I bought this book after reading Enns' "The Evolution of Adam" and "When God Spoke Greek," two very recent works that significantly challenge the "traditional" doctrine of scriptural inerrancy. I've read about a dozen other books on the subject (as my degrees and career are in this area) as well. But since my own view of the subject is undergoing reconstruction, it was delightful to have this volume come in the mail. It was very helpful - and in fact, I just finished reading it about an hour ago (read it in two days straight, phew! Christmas breaks are great).

The editors of the volume established an internal framework within which the contributors had to address: (1) the Chicago Statement of Inerrancy, (2) the historicity of the fall of Jericho (case study 1), (3) an alleged contradiction in the book of Acts (case study 2). This helped limit the discussion a bit and keep things focused. It appeared to work well.

What follows is a highly opinionated, but hopefully helpful review.

Specific Remarks

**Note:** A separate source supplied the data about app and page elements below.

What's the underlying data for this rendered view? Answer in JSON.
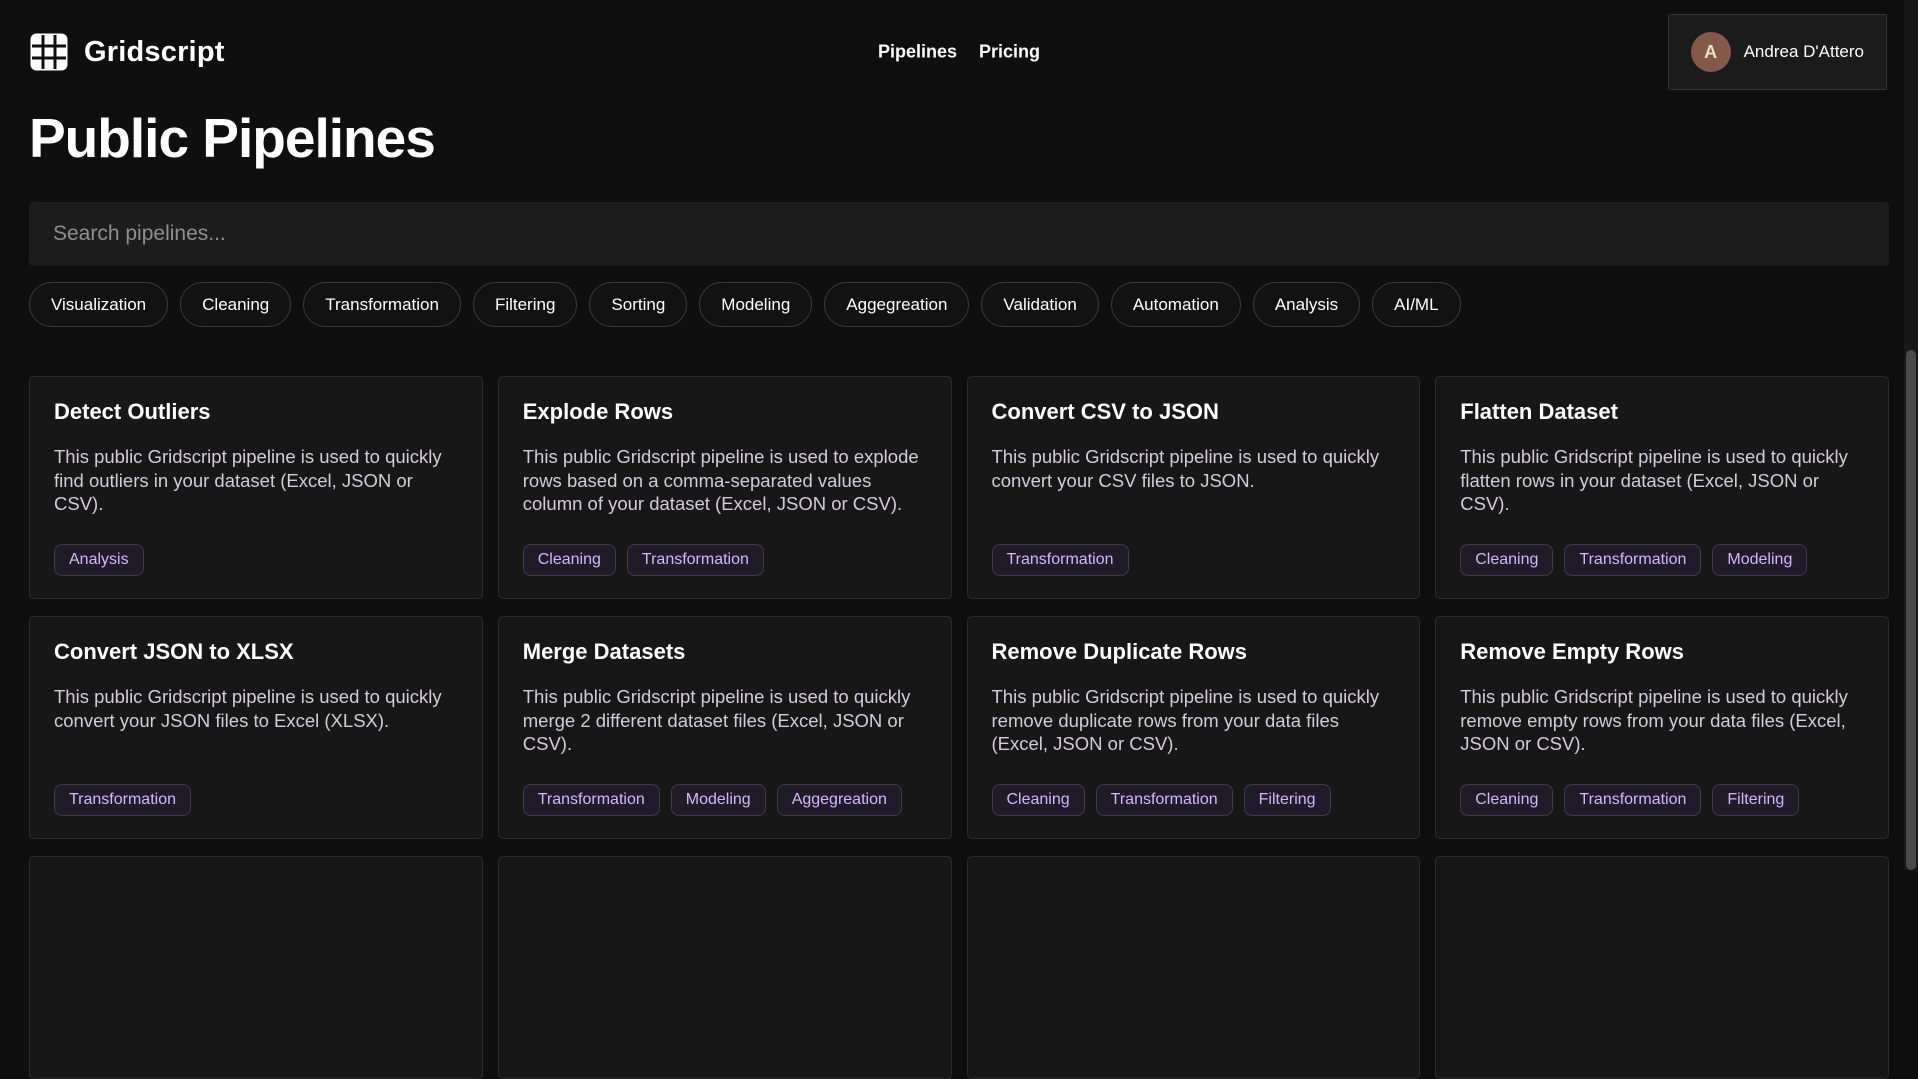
{
  "brand": {
    "name": "Gridscript"
  },
  "nav": {
    "items": [
      {
        "label": "Pipelines"
      },
      {
        "label": "Pricing"
      }
    ]
  },
  "user": {
    "initial": "A",
    "name": "Andrea D'Attero"
  },
  "page": {
    "title": "Public Pipelines"
  },
  "search": {
    "placeholder": "Search pipelines..."
  },
  "filters": [
    "Visualization",
    "Cleaning",
    "Transformation",
    "Filtering",
    "Sorting",
    "Modeling",
    "Aggegreation",
    "Validation",
    "Automation",
    "Analysis",
    "AI/ML"
  ],
  "pipelines": [
    {
      "title": "Detect Outliers",
      "description": "This public Gridscript pipeline is used to quickly find outliers in your dataset (Excel, JSON or CSV).",
      "tags": [
        "Analysis"
      ]
    },
    {
      "title": "Explode Rows",
      "description": "This public Gridscript pipeline is used to explode rows based on a comma-separated values column of your dataset (Excel, JSON or CSV).",
      "tags": [
        "Cleaning",
        "Transformation"
      ]
    },
    {
      "title": "Convert CSV to JSON",
      "description": "This public Gridscript pipeline is used to quickly convert your CSV files to JSON.",
      "tags": [
        "Transformation"
      ]
    },
    {
      "title": "Flatten Dataset",
      "description": "This public Gridscript pipeline is used to quickly flatten rows in your dataset (Excel, JSON or CSV).",
      "tags": [
        "Cleaning",
        "Transformation",
        "Modeling"
      ]
    },
    {
      "title": "Convert JSON to XLSX",
      "description": "This public Gridscript pipeline is used to quickly convert your JSON files to Excel (XLSX).",
      "tags": [
        "Transformation"
      ]
    },
    {
      "title": "Merge Datasets",
      "description": "This public Gridscript pipeline is used to quickly merge 2 different dataset files (Excel, JSON or CSV).",
      "tags": [
        "Transformation",
        "Modeling",
        "Aggegreation"
      ]
    },
    {
      "title": "Remove Duplicate Rows",
      "description": "This public Gridscript pipeline is used to quickly remove duplicate rows from your data files (Excel, JSON or CSV).",
      "tags": [
        "Cleaning",
        "Transformation",
        "Filtering"
      ]
    },
    {
      "title": "Remove Empty Rows",
      "description": "This public Gridscript pipeline is used to quickly remove empty rows from your data files (Excel, JSON or CSV).",
      "tags": [
        "Cleaning",
        "Transformation",
        "Filtering"
      ]
    }
  ],
  "partial_cards_count": 4,
  "colors": {
    "background": "#0f0f0f",
    "card_background": "#171717",
    "tag_accent": "#d8b4fe",
    "avatar_background": "#84594a"
  }
}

Mohler - His essay was well written, and had little "new" to say on the subject from his perspective. But it was interesting to me that Mohler's case appeared to be the weakest argued (because he's a rather bright guy). A large portion of his essay was dedicated to describing the historical background to the formation of the Chicago Statement, and the consequences of denying inerrancy (e.g., the fall of evangelicalism as we know it). I realize that he is presenting the "classic case for inerrancy," but it was still a bit musty, and he kind of set himself up for a royal smack-down - which virtually every other contributor delivered, fair and square.
Read more ›
3 Comments Was this review helpful to you? Yes No Sending feedback...
Thank you for your feedback. If this review is inappropriate, please let us know.
Sorry, we failed to record your vote. Please try again
20 of 22 people found the following review helpful By A. Omelianchuk on January 7, 2014
Format: Kindle Edition Verified Purchase
No one is indifferent to the doctrine of inerrancy, and what follows are some of my rambling thoughts about the matter after reading through Zondervan's latest `counterpoints' book Five Views on Biblical Inerrancy.

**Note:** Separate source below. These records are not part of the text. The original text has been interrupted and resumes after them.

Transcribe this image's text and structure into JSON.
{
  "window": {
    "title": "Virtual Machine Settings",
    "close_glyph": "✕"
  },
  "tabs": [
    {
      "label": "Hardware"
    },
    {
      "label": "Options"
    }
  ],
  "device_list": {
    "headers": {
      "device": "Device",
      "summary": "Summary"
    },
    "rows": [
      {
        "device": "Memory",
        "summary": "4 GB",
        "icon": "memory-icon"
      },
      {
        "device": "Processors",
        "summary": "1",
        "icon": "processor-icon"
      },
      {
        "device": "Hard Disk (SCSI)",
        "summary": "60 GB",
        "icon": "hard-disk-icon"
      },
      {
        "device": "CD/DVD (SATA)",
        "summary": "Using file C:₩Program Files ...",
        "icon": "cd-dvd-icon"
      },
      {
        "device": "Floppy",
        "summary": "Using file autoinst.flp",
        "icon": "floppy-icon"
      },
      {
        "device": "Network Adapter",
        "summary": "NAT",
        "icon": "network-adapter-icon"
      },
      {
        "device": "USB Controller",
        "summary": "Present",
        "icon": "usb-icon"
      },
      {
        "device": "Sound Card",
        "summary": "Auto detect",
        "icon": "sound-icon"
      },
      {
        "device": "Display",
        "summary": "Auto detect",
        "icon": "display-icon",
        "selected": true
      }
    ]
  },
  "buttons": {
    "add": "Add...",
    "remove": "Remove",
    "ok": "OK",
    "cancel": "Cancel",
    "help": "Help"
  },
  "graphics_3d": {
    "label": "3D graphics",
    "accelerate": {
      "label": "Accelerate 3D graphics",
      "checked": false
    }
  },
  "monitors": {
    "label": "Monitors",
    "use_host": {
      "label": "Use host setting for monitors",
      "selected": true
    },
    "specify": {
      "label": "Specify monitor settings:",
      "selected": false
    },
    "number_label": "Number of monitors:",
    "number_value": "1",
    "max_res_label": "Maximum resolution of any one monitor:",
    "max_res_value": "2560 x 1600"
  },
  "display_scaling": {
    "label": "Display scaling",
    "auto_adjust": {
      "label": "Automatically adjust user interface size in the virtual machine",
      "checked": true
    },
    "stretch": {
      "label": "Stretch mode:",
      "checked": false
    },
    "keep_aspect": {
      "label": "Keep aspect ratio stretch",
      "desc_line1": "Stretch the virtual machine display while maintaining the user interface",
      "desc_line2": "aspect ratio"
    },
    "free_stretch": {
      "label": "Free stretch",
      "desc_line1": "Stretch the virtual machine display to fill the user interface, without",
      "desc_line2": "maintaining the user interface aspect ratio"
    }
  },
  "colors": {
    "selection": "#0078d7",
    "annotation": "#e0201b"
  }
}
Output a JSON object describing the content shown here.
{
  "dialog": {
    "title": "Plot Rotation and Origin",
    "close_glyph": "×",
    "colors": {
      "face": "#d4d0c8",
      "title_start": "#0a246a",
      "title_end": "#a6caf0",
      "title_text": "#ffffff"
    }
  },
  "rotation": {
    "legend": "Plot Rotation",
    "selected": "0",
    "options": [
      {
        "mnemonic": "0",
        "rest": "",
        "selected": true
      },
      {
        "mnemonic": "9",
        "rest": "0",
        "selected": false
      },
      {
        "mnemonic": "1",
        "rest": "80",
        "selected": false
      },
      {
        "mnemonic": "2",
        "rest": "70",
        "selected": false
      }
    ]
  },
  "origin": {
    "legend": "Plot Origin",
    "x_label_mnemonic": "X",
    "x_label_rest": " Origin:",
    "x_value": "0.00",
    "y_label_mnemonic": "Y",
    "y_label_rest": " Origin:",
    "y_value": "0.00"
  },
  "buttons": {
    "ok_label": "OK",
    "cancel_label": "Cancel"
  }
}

On the contributors. Al Mohler loves inerrancy--the more of it the better; Peter Enns thinks it's stupid; Michael Bird really hates the word `inerrancy,' but affirms everything it traditionally stands for; Kevin Vanhoozer actually tries to flesh out its content; and John Franke thinks it's all a language game. As usual, the essays are uneven in quality. Vanhoozer's the best, Enns' is the most provocative, Bird's is funny at moments, but isn't that interesting, Franke's makes little sense, and Mohler's is frustrating.

Inerrancy as deduction. I think it is relatively clear that inerrancy is not a conclusion drawn from a long inductive investigation of each and every text in the Bible; rather it is a conclusion of a deductive argument that goes like so:

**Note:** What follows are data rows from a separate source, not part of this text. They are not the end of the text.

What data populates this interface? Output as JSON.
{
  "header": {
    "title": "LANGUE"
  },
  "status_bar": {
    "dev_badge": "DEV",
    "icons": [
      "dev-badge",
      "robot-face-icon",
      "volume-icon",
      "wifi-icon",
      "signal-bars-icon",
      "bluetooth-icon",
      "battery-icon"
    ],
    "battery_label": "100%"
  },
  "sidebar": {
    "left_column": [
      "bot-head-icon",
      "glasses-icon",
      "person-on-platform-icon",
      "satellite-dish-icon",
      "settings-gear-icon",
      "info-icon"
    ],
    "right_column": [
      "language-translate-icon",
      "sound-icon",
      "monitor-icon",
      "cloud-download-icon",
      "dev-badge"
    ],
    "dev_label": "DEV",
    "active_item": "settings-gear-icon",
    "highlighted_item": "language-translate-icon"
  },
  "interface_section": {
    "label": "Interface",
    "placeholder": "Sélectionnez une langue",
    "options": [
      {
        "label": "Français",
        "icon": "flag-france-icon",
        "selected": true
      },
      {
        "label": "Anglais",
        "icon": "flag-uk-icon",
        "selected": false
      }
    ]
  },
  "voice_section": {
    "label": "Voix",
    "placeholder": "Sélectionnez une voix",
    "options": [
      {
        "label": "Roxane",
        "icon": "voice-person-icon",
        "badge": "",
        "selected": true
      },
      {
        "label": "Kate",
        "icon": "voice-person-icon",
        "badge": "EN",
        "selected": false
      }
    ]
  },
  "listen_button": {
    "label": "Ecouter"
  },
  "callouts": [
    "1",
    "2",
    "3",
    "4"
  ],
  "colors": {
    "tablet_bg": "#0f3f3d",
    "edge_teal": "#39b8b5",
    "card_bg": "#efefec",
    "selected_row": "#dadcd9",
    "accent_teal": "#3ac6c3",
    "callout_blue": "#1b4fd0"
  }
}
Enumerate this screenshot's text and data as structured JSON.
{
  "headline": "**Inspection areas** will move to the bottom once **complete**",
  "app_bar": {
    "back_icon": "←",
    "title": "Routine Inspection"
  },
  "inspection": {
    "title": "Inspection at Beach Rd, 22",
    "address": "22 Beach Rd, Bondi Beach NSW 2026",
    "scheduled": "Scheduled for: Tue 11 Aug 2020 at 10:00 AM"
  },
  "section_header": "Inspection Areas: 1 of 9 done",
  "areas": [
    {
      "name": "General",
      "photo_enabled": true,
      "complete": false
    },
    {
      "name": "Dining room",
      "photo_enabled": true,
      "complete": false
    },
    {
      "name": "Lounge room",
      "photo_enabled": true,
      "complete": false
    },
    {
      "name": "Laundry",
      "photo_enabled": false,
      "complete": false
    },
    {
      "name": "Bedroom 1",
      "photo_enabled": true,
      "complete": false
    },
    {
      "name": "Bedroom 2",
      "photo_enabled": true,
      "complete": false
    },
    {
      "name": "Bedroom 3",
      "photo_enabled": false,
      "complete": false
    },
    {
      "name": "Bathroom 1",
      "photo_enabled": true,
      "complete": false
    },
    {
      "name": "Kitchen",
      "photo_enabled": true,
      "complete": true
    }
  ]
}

[1] Whatever God inspires is inerrant.
[2] The Bible is inspired by God.
[3] Therefore, the Bible is inerrant.

This makes inerrancy an implication of perfect being theology, and an article of faith that guides the interpretation of Scripture. No reading of Scripture that calls into question the truthfulness of the text is compatible with the belief that God is truthful. This explains why inerrancy is so hard to give up; it is near the center of one's theology informed more by our intuitions about a perfect being rather than the text itself. Consequently, this explains why Mohler says, "The point is that I do not allow any line of evidence from outside the Bible to nullify to the slightest degree the truthfulness of any text in all that the text asserts and claims.
Read more ›
Comment Was this review helpful to you? Yes No Sending feedback...
Thank you for your feedback. If this review is inappropriate, please let us know.
Sorry, we failed to record your vote. Please try again

Customer Images

Most Recent Customer Reviews

Search